-- Opening Marker --

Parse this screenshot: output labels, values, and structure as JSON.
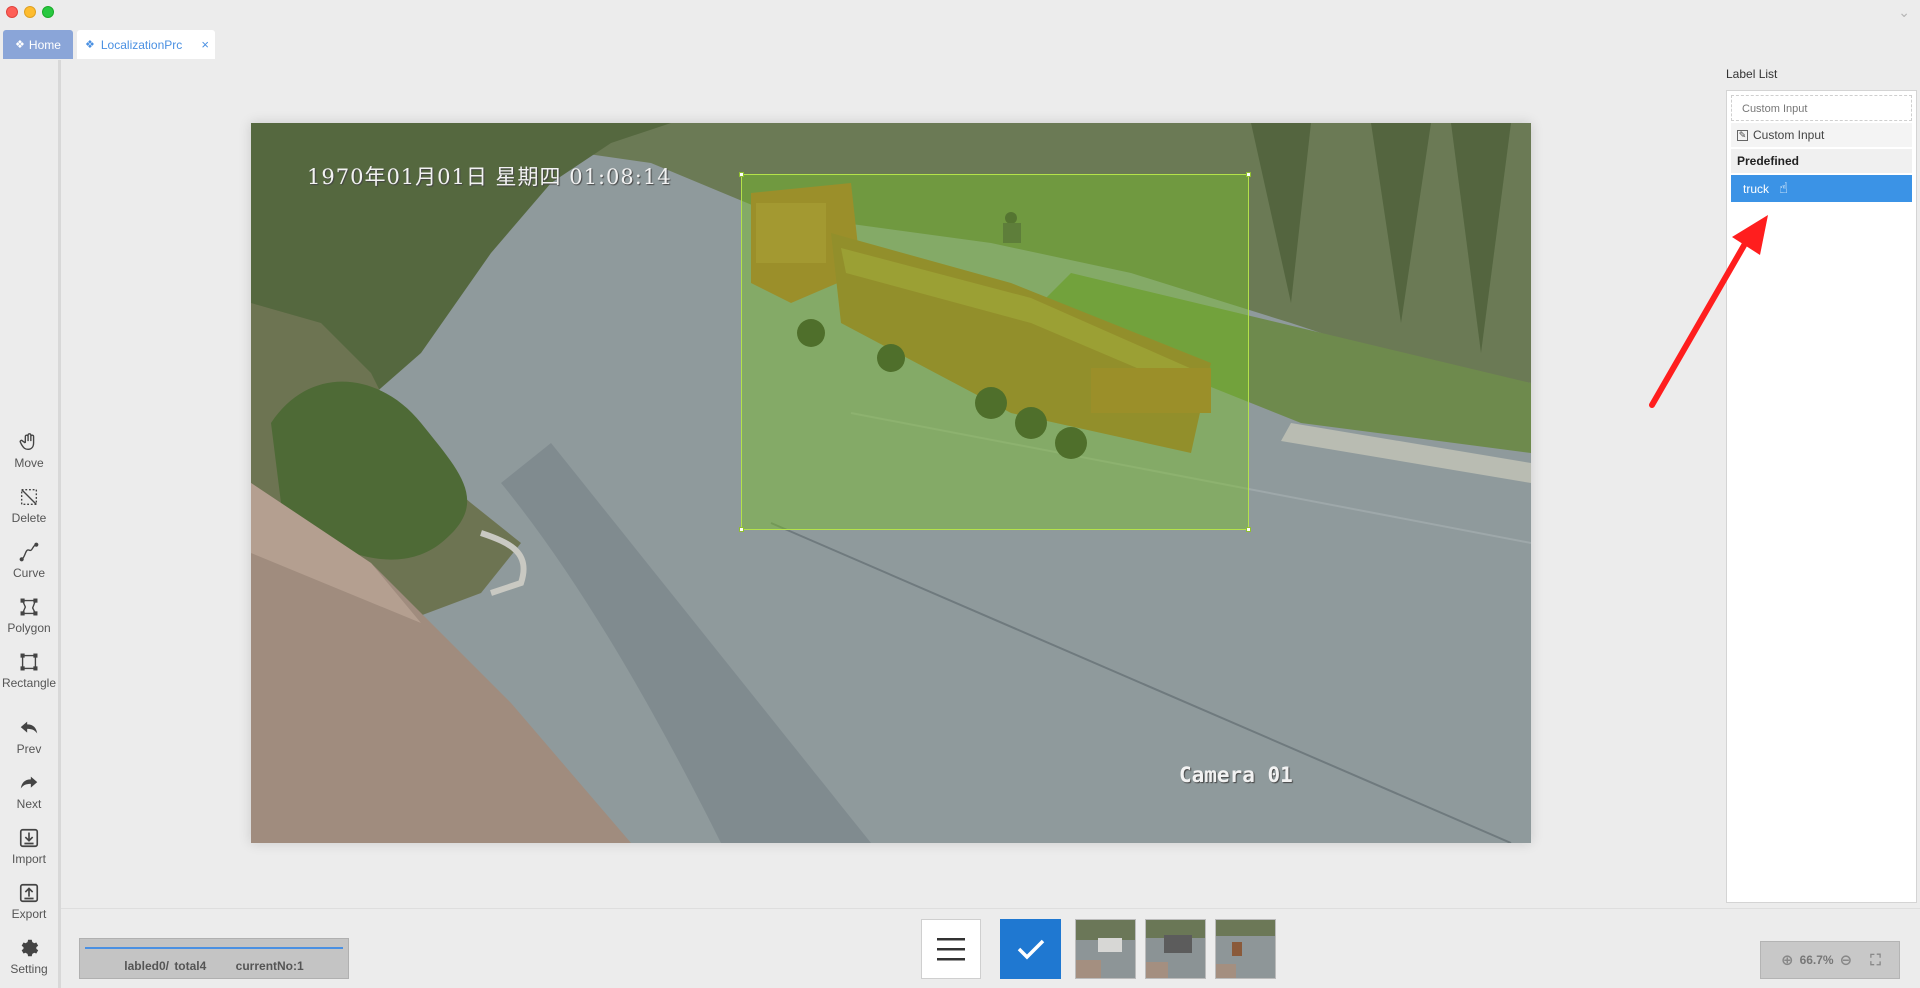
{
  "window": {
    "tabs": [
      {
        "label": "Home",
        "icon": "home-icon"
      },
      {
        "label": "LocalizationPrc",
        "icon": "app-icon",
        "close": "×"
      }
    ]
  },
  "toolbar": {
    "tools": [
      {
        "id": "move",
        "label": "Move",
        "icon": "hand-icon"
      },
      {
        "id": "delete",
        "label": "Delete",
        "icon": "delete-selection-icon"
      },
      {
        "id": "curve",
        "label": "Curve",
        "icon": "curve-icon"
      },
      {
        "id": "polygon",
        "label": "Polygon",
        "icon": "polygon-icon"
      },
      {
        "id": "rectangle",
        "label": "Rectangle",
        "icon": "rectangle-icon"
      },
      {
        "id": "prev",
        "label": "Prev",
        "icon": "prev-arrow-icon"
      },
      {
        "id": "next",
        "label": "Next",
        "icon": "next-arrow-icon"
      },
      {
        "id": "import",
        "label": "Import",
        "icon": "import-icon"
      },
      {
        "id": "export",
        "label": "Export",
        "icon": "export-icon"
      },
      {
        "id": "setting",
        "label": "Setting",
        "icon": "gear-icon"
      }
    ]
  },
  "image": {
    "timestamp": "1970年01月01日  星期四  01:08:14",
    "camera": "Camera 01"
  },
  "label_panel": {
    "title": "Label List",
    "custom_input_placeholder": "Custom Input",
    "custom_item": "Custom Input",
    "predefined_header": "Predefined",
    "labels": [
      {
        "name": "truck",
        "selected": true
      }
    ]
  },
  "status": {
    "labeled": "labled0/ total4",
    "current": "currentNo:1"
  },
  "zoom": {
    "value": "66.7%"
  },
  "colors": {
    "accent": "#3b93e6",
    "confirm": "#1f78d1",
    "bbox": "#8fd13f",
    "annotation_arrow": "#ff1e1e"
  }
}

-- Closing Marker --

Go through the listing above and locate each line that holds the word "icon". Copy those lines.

TASK RESPONSE:
        "icon": "home-icon"
        "icon": "app-icon",
        "icon": "hand-icon"
        "icon": "delete-selection-icon"
        "icon": "curve-icon"
        "icon": "polygon-icon"
        "icon": "rectangle-icon"
        "icon": "prev-arrow-icon"
        "icon": "next-arrow-icon"
        "icon": "import-icon"
        "icon": "export-icon"
        "icon": "gear-icon"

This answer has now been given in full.